• Graham Rowley (left) at Pond Inlet, Nunavut, and Tom Manning at Walrus Island, Nunavut, two of the founders of the Arctic Circle. The photos were taken during the British-Canadian Arctic Expedition of 1936-39. (Photo: The Arctic Circle)

In the fall of 1947 Tom and Jackie Manning decided their dinner table was too small. The experienced Arctic travellers couldn’t seat any more of the guests who often gathered in their Ottawa home to talk about the North. So, along with Tom’s fellow Arctic explorer Graham Rowley and his wife Diana, a geographer and editor, they decided to form a club. They called it The Arctic Circle.

Canada had long neglected its Arctic, but by 1947 was beginning to play catch-up. “It was a time in which the area was really opening up, in part because the Cold War had just begun, and tensions between Russia and the West were on the rise,” says The Arctic Circle past president, geographer Chris Burn. “People realized that if Russia was ever to invade North America, one of the potential routes would be over the top of the continent, and hence there was a flurry of mapping and exploration.”

The Arctic Circle provided a place where people involved in the Arctic — in research, government, the military and private enterprise — could share information and discuss plans. Those early meetings “had a huge impact on the development of federal policy and science regarding the Arctic,” says Burn.

Almost 70 years later the Arctic Circle is still going strong. On April 8, 2014, it marked its 500th meeting with an evening event featuring Inuit throat singing, Arctic food and the Circle’s hallmark — informed and lively discussion.

The Arctic Circle’s meetings, held monthly from October through April at the Royal Canadian Air Force Officers’ Mess in Ottawa, are relaxed and convivial and feature a talk with informal discussion afterward. The list of topics covered since 1947 reveals the issues of the day: oil exploration, icebreakers, sovereignty, climate change, Inuit society (a number of Inuit leaders have spoken to the Arctic Circle) and much more.

The only requirement for membership is an interest in the Arctic. Members have included people such as Henry Larsen, who as captain of the RCMP vessel St. Roch made the first crossing of the Northwest Passage in both directions; Moira Dunbar, a glaciologist, co-author of Arctic Canada from the Air, and one of the first women to fly over the North Pole; and James Houston, who played a key role in popularizing Inuit art. Many other members have made — or are still making — important contributions to the North.

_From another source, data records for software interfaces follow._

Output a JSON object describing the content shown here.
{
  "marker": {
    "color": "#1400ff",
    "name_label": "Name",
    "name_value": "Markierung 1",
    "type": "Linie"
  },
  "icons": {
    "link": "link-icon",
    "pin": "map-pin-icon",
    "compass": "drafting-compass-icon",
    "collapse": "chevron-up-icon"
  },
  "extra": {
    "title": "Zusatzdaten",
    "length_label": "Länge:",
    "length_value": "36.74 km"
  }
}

You’ll also hear some good tales at The Arctic Circle, says Burn, who as a past vice-president of The Royal Canadian Geographical Society is one of the many Circle member with strong ties to the Society. “Some of our most popular lectures are from bush pilots, ship captains and the like, who recount their adventures and near misses in the Arctic.” Though much has changed since The Arctic Circle began, its members’ love of the Arctic, and their impressive contributions to knowledge of Canada’s North, have held steady.

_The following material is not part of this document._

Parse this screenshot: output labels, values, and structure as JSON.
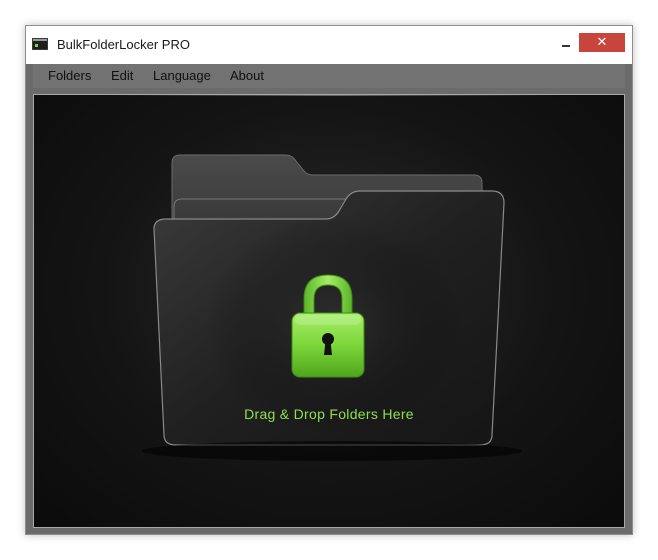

For more information about the Arctic Circle visit thearcticcircle.ca.

This is the latest in a continuing blog series on polar issues and research presented by Canadian Geographic in partnership with the Canadian Polar Commission. The polar blog will appear online every two weeks, and select blog posts will be featured in upcoming issues. For more information on the Canadian Polar Commission, visit polarcom.gc.ca.